            “Humble children don’t have a problem accepting predestination.  Neither do people from other countries who are more accepting of authority than we Americans are.  It’s only us ‘proud, unhumble Americans’ who have trouble with it because we are so used to being ‘in control’ and because we don’t like being under anyone else’s authority or control.”  (No one is going to want to identify themselves as one of “those Americans,” so no one will feel comfortable disagreeing with you.  After all, we all want to be humble.  And so if you say that accepting predestination is the only way to be humble before God, then we will agree with it just so that we don’t look unhumble.  This is a way to shame people into silence or into not disagreeing with you.)   
            “We may not like it, but it’s what the Word says.”   (No, it is your opinion of what the Word says.  And if scholars haven’t been able to agree on this for centuries, then it isn’t clear enough to be able to act like “This is what the Bible teaches and you can’t disagree!”)
            “God can do whatever He wants, right?  He is in control, right?  And we need to be humble like children, right?  So we need to humbly accept God’s right to do what He wants, to predestine people for heaven or hell based on His purposes and Will.”  (This is a “bait and switch” approach.  It gets you to agree to biblical truths – God is in control and we need to be humble – and then it attaches those truths to their view.  And since you already agreed to the truths, you don’t want to now backtrack and disagree with them.  Because it might make it look like you are disagreeing with the truths, like you are being unhumble and fighting against God’s right to do what He wants.  But you are not really disagreeing with the truths, just with how the person is applying them.)     
            Some people act like they know the only right way to understand this issue and they snicker with condescension at people who disagree.  (I have seriously heard people snort with derision when talking about those who believe in free-will, who can’t accept the “truth” of predestination.  In fact, I’ve done it myself back in the day.)  They act like if you don’t agree with them then you are not as educated, not as intelligent, and like you are disagreeing with God Himself.
            I don’t think these people (in general) are deliberately and consciously trying to intimidate or bully others into agreeing with their position, but that’s what happens.  (I think most of them genuinely feel they are trying to honor God and His truth and to share it with others.)   
            But we need to be careful about how we present our opinions on this issue, as well as many others.  This especially is a controversial issue that scholars and theologians haven’t even been able to come to an agreement on.  And I think it is wildly inappropriate to act like we have “the answer” and like those who disagree with us are wrong or “less godly, less Christian.”
             We can study Scripture and challenge each other and look for loopholes and deeper truths, but we cannot act like “I totally know the answer here and if you disagree with me then you disagree with God and the Bible.”  This muddles the issue and intimidates people and closes off other ideas that might be worth considering. 

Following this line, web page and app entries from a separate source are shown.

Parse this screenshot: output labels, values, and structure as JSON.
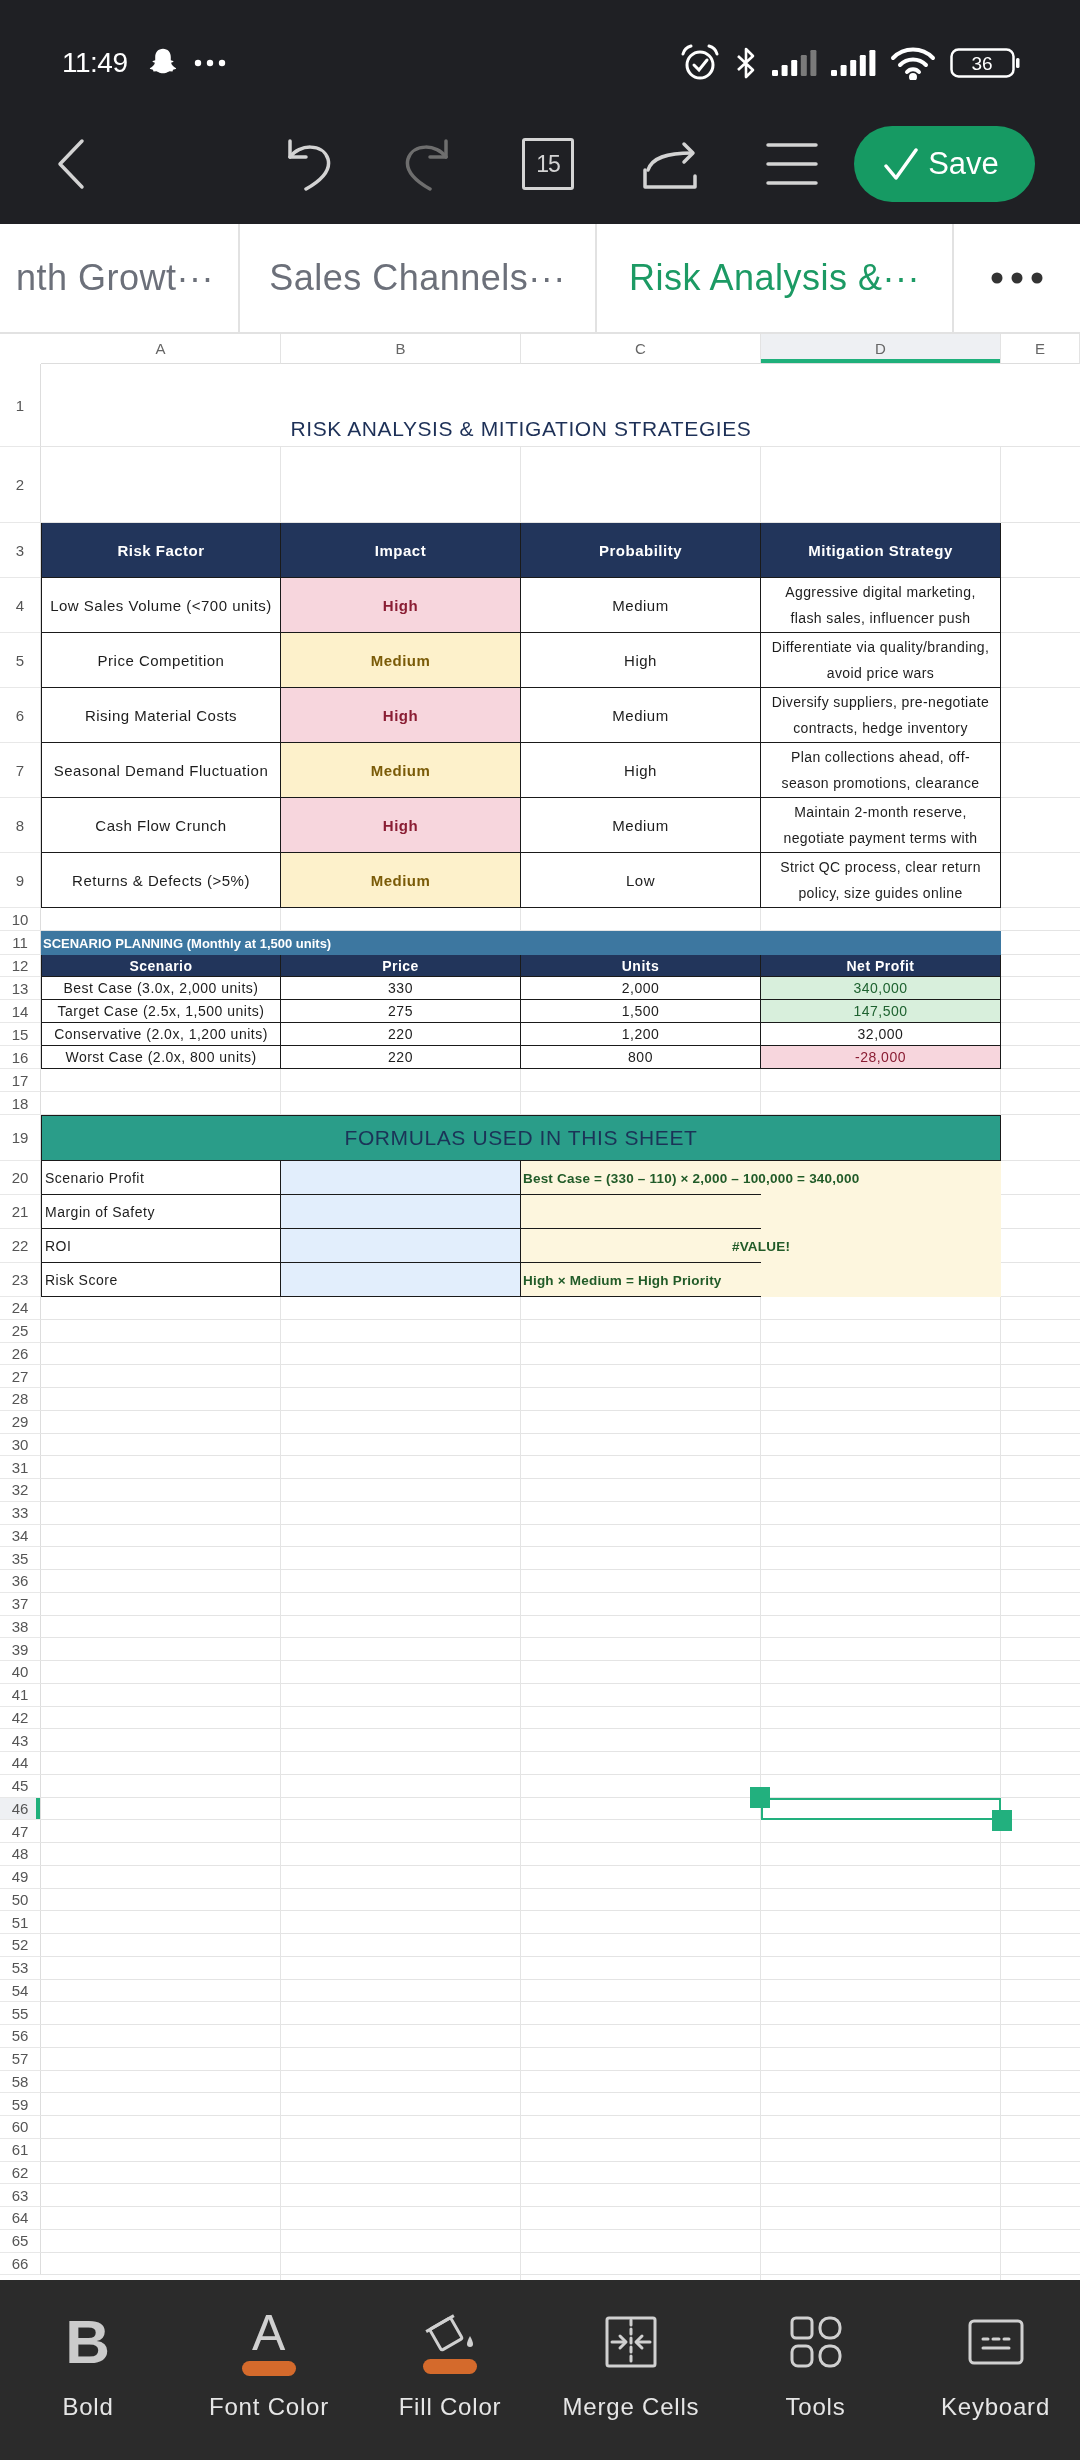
{
  "status_bar": {
    "time": "11:49",
    "battery": "36"
  },
  "toolbar": {
    "sheet_count": "15",
    "redo_disabled": true,
    "save_label": "Save"
  },
  "sheet_tabs": [
    {
      "label": "nth Growt···",
      "selected": false
    },
    {
      "label": "Sales Channels···",
      "selected": false
    },
    {
      "label": "Risk Analysis &···",
      "selected": true
    }
  ],
  "columns": [
    {
      "label": "A",
      "selected": false
    },
    {
      "label": "B",
      "selected": false
    },
    {
      "label": "C",
      "selected": false
    },
    {
      "label": "D",
      "selected": true
    },
    {
      "label": "E",
      "selected": false
    }
  ],
  "row_numbers": [
    {
      "label": "1",
      "selected": false
    },
    {
      "label": "2",
      "selected": false
    },
    {
      "label": "3",
      "selected": false
    },
    {
      "label": "4",
      "selected": false
    },
    {
      "label": "5",
      "selected": false
    },
    {
      "label": "6",
      "selected": false
    },
    {
      "label": "7",
      "selected": false
    },
    {
      "label": "8",
      "selected": false
    },
    {
      "label": "9",
      "selected": false
    },
    {
      "label": "10",
      "selected": false
    },
    {
      "label": "11",
      "selected": false
    },
    {
      "label": "12",
      "selected": false
    },
    {
      "label": "13",
      "selected": false
    },
    {
      "label": "14",
      "selected": false
    },
    {
      "label": "15",
      "selected": false
    },
    {
      "label": "16",
      "selected": false
    },
    {
      "label": "17",
      "selected": false
    },
    {
      "label": "18",
      "selected": false
    },
    {
      "label": "19",
      "selected": false
    },
    {
      "label": "20",
      "selected": false
    },
    {
      "label": "21",
      "selected": false
    },
    {
      "label": "22",
      "selected": false
    },
    {
      "label": "23",
      "selected": false
    },
    {
      "label": "24",
      "selected": false
    },
    {
      "label": "25",
      "selected": false
    },
    {
      "label": "26",
      "selected": false
    },
    {
      "label": "27",
      "selected": false
    },
    {
      "label": "28",
      "selected": false
    },
    {
      "label": "29",
      "selected": false
    },
    {
      "label": "30",
      "selected": false
    },
    {
      "label": "31",
      "selected": false
    },
    {
      "label": "32",
      "selected": false
    },
    {
      "label": "33",
      "selected": false
    },
    {
      "label": "34",
      "selected": false
    },
    {
      "label": "35",
      "selected": false
    },
    {
      "label": "36",
      "selected": false
    },
    {
      "label": "37",
      "selected": false
    },
    {
      "label": "38",
      "selected": false
    },
    {
      "label": "39",
      "selected": false
    },
    {
      "label": "40",
      "selected": false
    },
    {
      "label": "41",
      "selected": false
    },
    {
      "label": "42",
      "selected": false
    },
    {
      "label": "43",
      "selected": false
    },
    {
      "label": "44",
      "selected": false
    },
    {
      "label": "45",
      "selected": false
    },
    {
      "label": "46",
      "selected": true
    },
    {
      "label": "47",
      "selected": false
    },
    {
      "label": "48",
      "selected": false
    },
    {
      "label": "49",
      "selected": false
    },
    {
      "label": "50",
      "selected": false
    },
    {
      "label": "51",
      "selected": false
    },
    {
      "label": "52",
      "selected": false
    },
    {
      "label": "53",
      "selected": false
    },
    {
      "label": "54",
      "selected": false
    },
    {
      "label": "55",
      "selected": false
    },
    {
      "label": "56",
      "selected": false
    },
    {
      "label": "57",
      "selected": false
    },
    {
      "label": "58",
      "selected": false
    },
    {
      "label": "59",
      "selected": false
    },
    {
      "label": "60",
      "selected": false
    },
    {
      "label": "61",
      "selected": false
    },
    {
      "label": "62",
      "selected": false
    },
    {
      "label": "63",
      "selected": false
    },
    {
      "label": "64",
      "selected": false
    },
    {
      "label": "65",
      "selected": false
    },
    {
      "label": "66",
      "selected": false
    }
  ],
  "title": "RISK ANALYSIS & MITIGATION STRATEGIES",
  "risk_table": {
    "columns": [
      "Risk Factor",
      "Impact",
      "Probability",
      "Mitigation Strategy"
    ],
    "rows": [
      {
        "factor": "Low Sales Volume (<700 units)",
        "impact": "High",
        "kind": "high",
        "probability": "Medium",
        "strategy": [
          "Aggressive digital marketing,",
          "flash sales, influencer push"
        ]
      },
      {
        "factor": "Price Competition",
        "impact": "Medium",
        "kind": "medium",
        "probability": "High",
        "strategy": [
          "Differentiate via quality/branding,",
          "avoid price wars"
        ]
      },
      {
        "factor": "Rising Material Costs",
        "impact": "High",
        "kind": "high",
        "probability": "Medium",
        "strategy": [
          "Diversify suppliers, pre-negotiate",
          "contracts, hedge inventory"
        ]
      },
      {
        "factor": "Seasonal Demand Fluctuation",
        "impact": "Medium",
        "kind": "medium",
        "probability": "High",
        "strategy": [
          "Plan collections ahead, off-",
          "season promotions, clearance"
        ]
      },
      {
        "factor": "Cash Flow Crunch",
        "impact": "High",
        "kind": "high",
        "probability": "Medium",
        "strategy": [
          "Maintain 2-month reserve,",
          "negotiate payment terms with"
        ]
      },
      {
        "factor": "Returns & Defects (>5%)",
        "impact": "Medium",
        "kind": "medium",
        "probability": "Low",
        "strategy": [
          "Strict QC process, clear return",
          "policy, size guides online"
        ]
      }
    ]
  },
  "scenario_table": {
    "heading": "SCENARIO PLANNING (Monthly at 1,500 units)",
    "columns": [
      "Scenario",
      "Price",
      "Units",
      "Net Profit"
    ],
    "rows": [
      {
        "scenario": "Best Case (3.0x, 2,000 units)",
        "price": "330",
        "units": "2,000",
        "net_profit": "340,000",
        "kind": "gain"
      },
      {
        "scenario": "Target Case (2.5x, 1,500 units)",
        "price": "275",
        "units": "1,500",
        "net_profit": "147,500",
        "kind": "gain"
      },
      {
        "scenario": "Conservative (2.0x, 1,200 units)",
        "price": "220",
        "units": "1,200",
        "net_profit": "32,000",
        "kind": "neutral"
      },
      {
        "scenario": "Worst Case (2.0x, 800 units)",
        "price": "220",
        "units": "800",
        "net_profit": "-28,000",
        "kind": "loss"
      }
    ]
  },
  "formulas": {
    "heading": "FORMULAS USED IN THIS SHEET",
    "rows": [
      {
        "label": "Scenario Profit",
        "result": "Best Case = (330 – 110) × 2,000 – 100,000 = 340,000",
        "kind": "formula"
      },
      {
        "label": "Margin of Safety",
        "kind": "formula"
      },
      {
        "label": "ROI",
        "result": "#VALUE!",
        "kind": "error"
      },
      {
        "label": "Risk Score",
        "result": "High × Medium = High Priority",
        "kind": "formula"
      }
    ]
  },
  "bottom_toolbar": {
    "format_tools": [
      {
        "label": "Bold",
        "kind": "bold",
        "glyph": "B"
      },
      {
        "label": "Font Color",
        "kind": "font-color",
        "glyph": "A",
        "color": "#d46a2c"
      },
      {
        "label": "Fill Color",
        "kind": "fill-color",
        "color": "#d46a2c"
      },
      {
        "label": "Merge Cells",
        "kind": "merge"
      }
    ],
    "app_tools": [
      {
        "label": "Tools",
        "kind": "tools"
      },
      {
        "label": "Keyboard",
        "kind": "keyboard"
      }
    ]
  }
}
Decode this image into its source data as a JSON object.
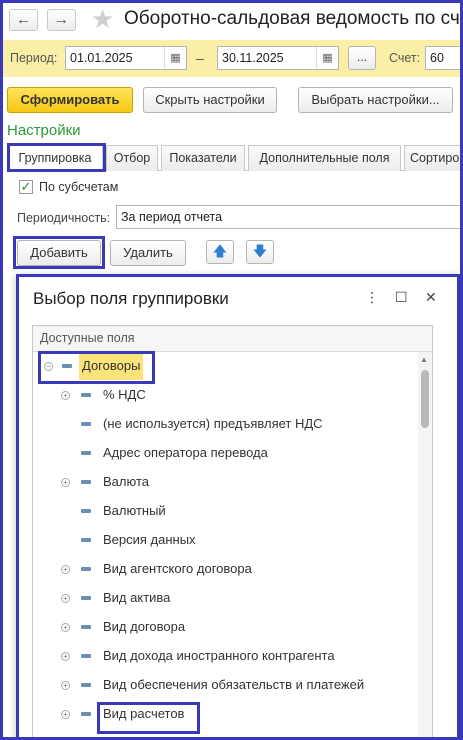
{
  "window": {
    "title": "Оборотно-сальдовая ведомость по сч",
    "back_icon": "←",
    "forward_icon": "→",
    "star_icon": "★"
  },
  "period": {
    "label": "Период:",
    "from": "01.01.2025",
    "dash": "–",
    "to": "30.11.2025",
    "dots": "...",
    "account_label": "Счет:",
    "account_value": "60",
    "calendar_icon": "calendar-icon"
  },
  "toolbar": {
    "generate": "Сформировать",
    "hide_settings": "Скрыть настройки",
    "choose_settings": "Выбрать настройки..."
  },
  "settings": {
    "title": "Настройки",
    "tabs": [
      "Группировка",
      "Отбор",
      "Показатели",
      "Дополнительные поля",
      "Сортиро"
    ],
    "by_subaccounts": "По субсчетам",
    "periodicity_label": "Периодичность:",
    "periodicity_value": "За период отчета",
    "add": "Добавить",
    "delete": "Удалить"
  },
  "dialog": {
    "title": "Выбор поля группировки",
    "more_icon": "⋮",
    "maximize_icon": "☐",
    "close_icon": "✕",
    "column_header": "Доступные поля",
    "items": [
      "Договоры",
      "% НДС",
      "(не используется) предъявляет НДС",
      "Адрес оператора перевода",
      "Валюта",
      "Валютный",
      "Версия данных",
      "Вид агентского договора",
      "Вид актива",
      "Вид договора",
      "Вид дохода иностранного контрагента",
      "Вид обеспечения обязательств и платежей",
      "Вид расчетов"
    ]
  }
}
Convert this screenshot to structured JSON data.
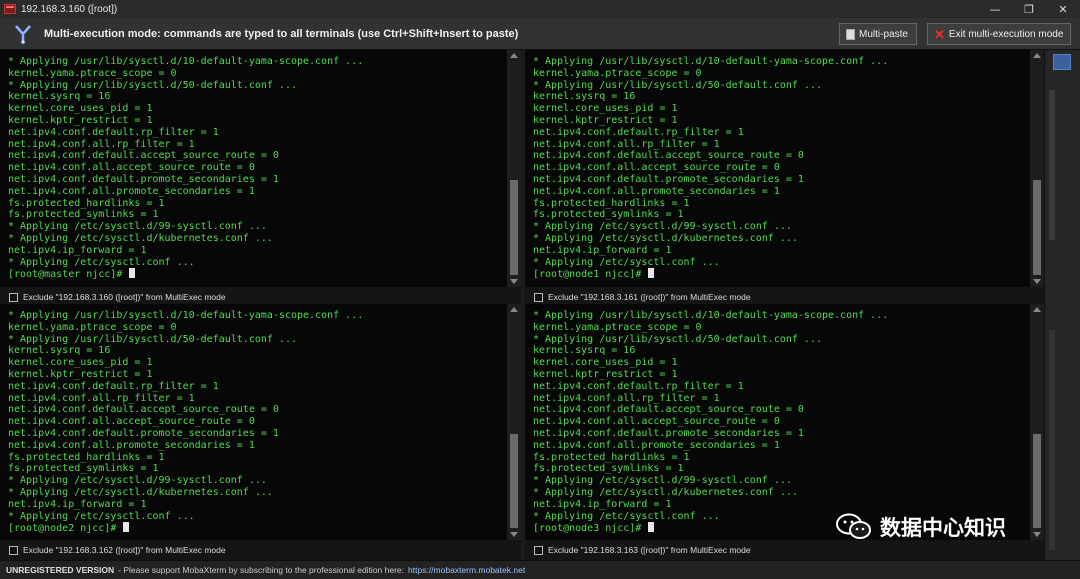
{
  "window": {
    "title": "192.168.3.160 ([root])",
    "minimize_glyph": "—",
    "restore_glyph": "❐",
    "close_glyph": "✕"
  },
  "banner": {
    "message": "Multi-execution mode: commands are typed to all terminals (use Ctrl+Shift+Insert to paste)",
    "multipaste_label": "Multi-paste",
    "exit_label": "Exit multi-execution mode",
    "icon": "multiexec-fork-icon"
  },
  "terminals": [
    {
      "host": "192.168.3.160",
      "lines": [
        "* Applying /usr/lib/sysctl.d/10-default-yama-scope.conf ...",
        "kernel.yama.ptrace_scope = 0",
        "* Applying /usr/lib/sysctl.d/50-default.conf ...",
        "kernel.sysrq = 16",
        "kernel.core_uses_pid = 1",
        "kernel.kptr_restrict = 1",
        "net.ipv4.conf.default.rp_filter = 1",
        "net.ipv4.conf.all.rp_filter = 1",
        "net.ipv4.conf.default.accept_source_route = 0",
        "net.ipv4.conf.all.accept_source_route = 0",
        "net.ipv4.conf.default.promote_secondaries = 1",
        "net.ipv4.conf.all.promote_secondaries = 1",
        "fs.protected_hardlinks = 1",
        "fs.protected_symlinks = 1",
        "* Applying /etc/sysctl.d/99-sysctl.conf ...",
        "* Applying /etc/sysctl.d/kubernetes.conf ...",
        "net.ipv4.ip_forward = 1",
        "* Applying /etc/sysctl.conf ..."
      ],
      "prompt": "[root@master njcc]# ",
      "exclude_label": "Exclude \"192.168.3.160 ([root])\" from MultiExec mode"
    },
    {
      "host": "192.168.3.161",
      "lines": [
        "* Applying /usr/lib/sysctl.d/10-default-yama-scope.conf ...",
        "kernel.yama.ptrace_scope = 0",
        "* Applying /usr/lib/sysctl.d/50-default.conf ...",
        "kernel.sysrq = 16",
        "kernel.core_uses_pid = 1",
        "kernel.kptr_restrict = 1",
        "net.ipv4.conf.default.rp_filter = 1",
        "net.ipv4.conf.all.rp_filter = 1",
        "net.ipv4.conf.default.accept_source_route = 0",
        "net.ipv4.conf.all.accept_source_route = 0",
        "net.ipv4.conf.default.promote_secondaries = 1",
        "net.ipv4.conf.all.promote_secondaries = 1",
        "fs.protected_hardlinks = 1",
        "fs.protected_symlinks = 1",
        "* Applying /etc/sysctl.d/99-sysctl.conf ...",
        "* Applying /etc/sysctl.d/kubernetes.conf ...",
        "net.ipv4.ip_forward = 1",
        "* Applying /etc/sysctl.conf ..."
      ],
      "prompt": "[root@node1 njcc]# ",
      "exclude_label": "Exclude \"192.168.3.161 ([root])\" from MultiExec mode"
    },
    {
      "host": "192.168.3.162",
      "lines": [
        "* Applying /usr/lib/sysctl.d/10-default-yama-scope.conf ...",
        "kernel.yama.ptrace_scope = 0",
        "* Applying /usr/lib/sysctl.d/50-default.conf ...",
        "kernel.sysrq = 16",
        "kernel.core_uses_pid = 1",
        "kernel.kptr_restrict = 1",
        "net.ipv4.conf.default.rp_filter = 1",
        "net.ipv4.conf.all.rp_filter = 1",
        "net.ipv4.conf.default.accept_source_route = 0",
        "net.ipv4.conf.all.accept_source_route = 0",
        "net.ipv4.conf.default.promote_secondaries = 1",
        "net.ipv4.conf.all.promote_secondaries = 1",
        "fs.protected_hardlinks = 1",
        "fs.protected_symlinks = 1",
        "* Applying /etc/sysctl.d/99-sysctl.conf ...",
        "* Applying /etc/sysctl.d/kubernetes.conf ...",
        "net.ipv4.ip_forward = 1",
        "* Applying /etc/sysctl.conf ..."
      ],
      "prompt": "[root@node2 njcc]# ",
      "exclude_label": "Exclude \"192.168.3.162 ([root])\" from MultiExec mode"
    },
    {
      "host": "192.168.3.163",
      "lines": [
        "* Applying /usr/lib/sysctl.d/10-default-yama-scope.conf ...",
        "kernel.yama.ptrace_scope = 0",
        "* Applying /usr/lib/sysctl.d/50-default.conf ...",
        "kernel.sysrq = 16",
        "kernel.core_uses_pid = 1",
        "kernel.kptr_restrict = 1",
        "net.ipv4.conf.default.rp_filter = 1",
        "net.ipv4.conf.all.rp_filter = 1",
        "net.ipv4.conf.default.accept_source_route = 0",
        "net.ipv4.conf.all.accept_source_route = 0",
        "net.ipv4.conf.default.promote_secondaries = 1",
        "net.ipv4.conf.all.promote_secondaries = 1",
        "fs.protected_hardlinks = 1",
        "fs.protected_symlinks = 1",
        "* Applying /etc/sysctl.d/99-sysctl.conf ...",
        "* Applying /etc/sysctl.d/kubernetes.conf ...",
        "net.ipv4.ip_forward = 1",
        "* Applying /etc/sysctl.conf ..."
      ],
      "prompt": "[root@node3 njcc]# ",
      "exclude_label": "Exclude \"192.168.3.163 ([root])\" from MultiExec mode"
    }
  ],
  "statusbar": {
    "edition": "UNREGISTERED VERSION",
    "message": "-  Please support MobaXterm by subscribing to the professional edition here:",
    "link": "https://mobaxterm.mobatek.net"
  },
  "watermark": {
    "text": "数据中心知识"
  },
  "colors": {
    "terminal_text": "#4fdc4f",
    "terminal_bg": "#070707",
    "chrome_bg": "#323232"
  }
}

            So let’s share our ideas in humility and love and gentleness and try to build each other up, seek truth together, and sharpen each other’s minds and faith.  And in the end, let’s practice tolerance, “agreeing to disagree with respect for the other person.”
             I hope I haven’t been too dogmatic in my answers.  I just feel very strongly about it and like it’s become clearer and clearer to me.  And so I want to share what I have learned.  But I want to still respect someone else’s opposing opinion and their right to disagree.  Just because I am pretty sure of my answers and my view doesn’t mean that I am right.]

34.  Has this topic challenged you in any area?  Have you come to a conclusion in your own mind on whether it’s “free-will” or “predestination”?  Do you still have questions you want answers for?